DATA TO USE below:

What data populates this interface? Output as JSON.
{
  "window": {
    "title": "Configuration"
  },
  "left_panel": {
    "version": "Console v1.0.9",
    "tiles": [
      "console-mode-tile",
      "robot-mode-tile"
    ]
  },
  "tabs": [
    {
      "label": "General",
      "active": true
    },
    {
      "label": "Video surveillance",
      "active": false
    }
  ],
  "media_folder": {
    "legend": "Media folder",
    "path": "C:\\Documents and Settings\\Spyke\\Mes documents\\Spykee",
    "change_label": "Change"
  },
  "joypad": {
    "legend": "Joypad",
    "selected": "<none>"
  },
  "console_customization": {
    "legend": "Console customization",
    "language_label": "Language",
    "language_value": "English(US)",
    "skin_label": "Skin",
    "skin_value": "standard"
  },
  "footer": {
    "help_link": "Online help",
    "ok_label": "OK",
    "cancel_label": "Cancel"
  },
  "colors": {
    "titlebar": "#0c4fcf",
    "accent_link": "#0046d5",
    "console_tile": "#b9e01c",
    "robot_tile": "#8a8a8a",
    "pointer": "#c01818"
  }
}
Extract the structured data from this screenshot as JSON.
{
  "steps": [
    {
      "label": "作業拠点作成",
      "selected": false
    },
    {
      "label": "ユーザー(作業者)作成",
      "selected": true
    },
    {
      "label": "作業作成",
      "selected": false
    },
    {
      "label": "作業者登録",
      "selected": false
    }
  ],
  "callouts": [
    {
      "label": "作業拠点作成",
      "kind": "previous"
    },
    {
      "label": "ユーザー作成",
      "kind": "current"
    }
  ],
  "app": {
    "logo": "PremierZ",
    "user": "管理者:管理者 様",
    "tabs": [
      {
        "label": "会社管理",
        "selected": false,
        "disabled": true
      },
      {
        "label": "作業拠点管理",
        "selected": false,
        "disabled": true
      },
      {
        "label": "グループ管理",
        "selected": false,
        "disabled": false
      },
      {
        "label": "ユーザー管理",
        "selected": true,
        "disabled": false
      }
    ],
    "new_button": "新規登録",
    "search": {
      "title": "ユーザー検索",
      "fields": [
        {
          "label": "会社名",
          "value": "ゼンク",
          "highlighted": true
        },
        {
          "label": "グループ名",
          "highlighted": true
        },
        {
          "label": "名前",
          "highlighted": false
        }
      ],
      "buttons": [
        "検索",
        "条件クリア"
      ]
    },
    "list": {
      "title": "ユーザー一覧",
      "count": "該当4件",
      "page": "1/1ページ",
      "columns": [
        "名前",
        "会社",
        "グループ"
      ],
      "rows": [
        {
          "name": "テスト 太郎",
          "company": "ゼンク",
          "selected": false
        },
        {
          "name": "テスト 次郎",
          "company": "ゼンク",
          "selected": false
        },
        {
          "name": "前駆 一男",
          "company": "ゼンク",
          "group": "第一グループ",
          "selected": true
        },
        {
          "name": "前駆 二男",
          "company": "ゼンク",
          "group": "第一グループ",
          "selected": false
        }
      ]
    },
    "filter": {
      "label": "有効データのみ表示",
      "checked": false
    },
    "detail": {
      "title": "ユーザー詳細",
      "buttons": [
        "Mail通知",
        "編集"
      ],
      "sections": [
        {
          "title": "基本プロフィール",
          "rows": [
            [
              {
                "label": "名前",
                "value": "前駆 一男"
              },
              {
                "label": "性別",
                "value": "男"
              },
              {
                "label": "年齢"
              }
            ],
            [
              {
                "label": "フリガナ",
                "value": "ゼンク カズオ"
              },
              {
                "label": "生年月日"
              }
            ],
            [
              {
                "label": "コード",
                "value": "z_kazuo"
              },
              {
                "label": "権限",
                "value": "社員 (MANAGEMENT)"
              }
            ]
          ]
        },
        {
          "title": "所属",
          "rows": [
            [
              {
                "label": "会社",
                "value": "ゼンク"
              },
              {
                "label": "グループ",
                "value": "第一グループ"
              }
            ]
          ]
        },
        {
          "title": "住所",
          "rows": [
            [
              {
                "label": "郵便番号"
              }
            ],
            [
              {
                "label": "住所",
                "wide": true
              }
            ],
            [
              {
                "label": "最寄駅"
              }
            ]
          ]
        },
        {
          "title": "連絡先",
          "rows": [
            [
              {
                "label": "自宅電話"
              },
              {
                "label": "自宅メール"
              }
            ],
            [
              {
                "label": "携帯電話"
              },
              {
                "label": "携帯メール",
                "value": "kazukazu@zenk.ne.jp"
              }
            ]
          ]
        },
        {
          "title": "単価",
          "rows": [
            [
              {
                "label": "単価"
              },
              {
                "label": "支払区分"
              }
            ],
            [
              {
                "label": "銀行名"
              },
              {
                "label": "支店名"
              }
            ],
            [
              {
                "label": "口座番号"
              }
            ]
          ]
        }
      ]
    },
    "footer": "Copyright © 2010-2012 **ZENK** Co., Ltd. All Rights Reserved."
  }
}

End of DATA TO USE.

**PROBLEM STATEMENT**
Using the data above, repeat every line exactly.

**RESULT**
What data populates this interface? Output as JSON.
{
  "window": {
    "title": "Configuration"
  },
  "left_panel": {
    "version": "Console v1.0.9",
    "tiles": [
      "console-mode-tile",
      "robot-mode-tile"
    ]
  },
  "tabs": [
    {
      "label": "General",
      "active": true
    },
    {
      "label": "Video surveillance",
      "active": false
    }
  ],
  "media_folder": {
    "legend": "Media folder",
    "path": "C:\\Documents and Settings\\Spyke\\Mes documents\\Spykee",
    "change_label": "Change"
  },
  "joypad": {
    "legend": "Joypad",
    "selected": "<none>"
  },
  "console_customization": {
    "legend": "Console customization",
    "language_label": "Language",
    "language_value": "English(US)",
    "skin_label": "Skin",
    "skin_value": "standard"
  },
  "footer": {
    "help_link": "Online help",
    "ok_label": "OK",
    "cancel_label": "Cancel"
  },
  "colors": {
    "titlebar": "#0c4fcf",
    "accent_link": "#0046d5",
    "console_tile": "#b9e01c",
    "robot_tile": "#8a8a8a",
    "pointer": "#c01818"
  }
}
Extract the structured data from this screenshot as JSON.
{
  "steps": [
    {
      "label": "作業拠点作成",
      "selected": false
    },
    {
      "label": "ユーザー(作業者)作成",
      "selected": true
    },
    {
      "label": "作業作成",
      "selected": false
    },
    {
      "label": "作業者登録",
      "selected": false
    }
  ],
  "callouts": [
    {
      "label": "作業拠点作成",
      "kind": "previous"
    },
    {
      "label": "ユーザー作成",
      "kind": "current"
    }
  ],
  "app": {
    "logo": "PremierZ",
    "user": "管理者:管理者 様",
    "tabs": [
      {
        "label": "会社管理",
        "selected": false,
        "disabled": true
      },
      {
        "label": "作業拠点管理",
        "selected": false,
        "disabled": true
      },
      {
        "label": "グループ管理",
        "selected": false,
        "disabled": false
      },
      {
        "label": "ユーザー管理",
        "selected": true,
        "disabled": false
      }
    ],
    "new_button": "新規登録",
    "search": {
      "title": "ユーザー検索",
      "fields": [
        {
          "label": "会社名",
          "value": "ゼンク",
          "highlighted": true
        },
        {
          "label": "グループ名",
          "highlighted": true
        },
        {
          "label": "名前",
          "highlighted": false
        }
      ],
      "buttons": [
        "検索",
        "条件クリア"
      ]
    },
    "list": {
      "title": "ユーザー一覧",
      "count": "該当4件",
      "page": "1/1ページ",
      "columns": [
        "名前",
        "会社",
        "グループ"
      ],
      "rows": [
        {
          "name": "テスト 太郎",
          "company": "ゼンク",
          "selected": false
        },
        {
          "name": "テスト 次郎",
          "company": "ゼンク",
          "selected": false
        },
        {
          "name": "前駆 一男",
          "company": "ゼンク",
          "group": "第一グループ",
          "selected": true
        },
        {
          "name": "前駆 二男",
          "company": "ゼンク",
          "group": "第一グループ",
          "selected": false
        }
      ]
    },
    "filter": {
      "label": "有効データのみ表示",
      "checked": false
    },
    "detail": {
      "title": "ユーザー詳細",
      "buttons": [
        "Mail通知",
        "編集"
      ],
      "sections": [
        {
          "title": "基本プロフィール",
          "rows": [
            [
              {
                "label": "名前",
                "value": "前駆 一男"
              },
              {
                "label": "性別",
                "value": "男"
              },
              {
                "label": "年齢"
              }
            ],
            [
              {
                "label": "フリガナ",
                "value": "ゼンク カズオ"
              },
              {
                "label": "生年月日"
              }
            ],
            [
              {
                "label": "コード",
                "value": "z_kazuo"
              },
              {
                "label": "権限",
                "value": "社員 (MANAGEMENT)"
              }
            ]
          ]
        },
        {
          "title": "所属",
          "rows": [
            [
              {
                "label": "会社",
                "value": "ゼンク"
              },
              {
                "label": "グループ",
                "value": "第一グループ"
              }
            ]
          ]
        },
        {
          "title": "住所",
          "rows": [
            [
              {
                "label": "郵便番号"
              }
            ],
            [
              {
                "label": "住所",
                "wide": true
              }
            ],
            [
              {
                "label": "最寄駅"
              }
            ]
          ]
        },
        {
          "title": "連絡先",
          "rows": [
            [
              {
                "label": "自宅電話"
              },
              {
                "label": "自宅メール"
              }
            ],
            [
              {
                "label": "携帯電話"
              },
              {
                "label": "携帯メール",
                "value": "kazukazu@zenk.ne.jp"
              }
            ]
          ]
        },
        {
          "title": "単価",
          "rows": [
            [
              {
                "label": "単価"
              },
              {
                "label": "支払区分"
              }
            ],
            [
              {
                "label": "銀行名"
              },
              {
                "label": "支店名"
              }
            ],
            [
              {
                "label": "口座番号"
              }
            ]
          ]
        }
      ]
    },
    "footer": "Copyright © 2010-2012 **ZENK** Co., Ltd. All Rights Reserved."
  }
}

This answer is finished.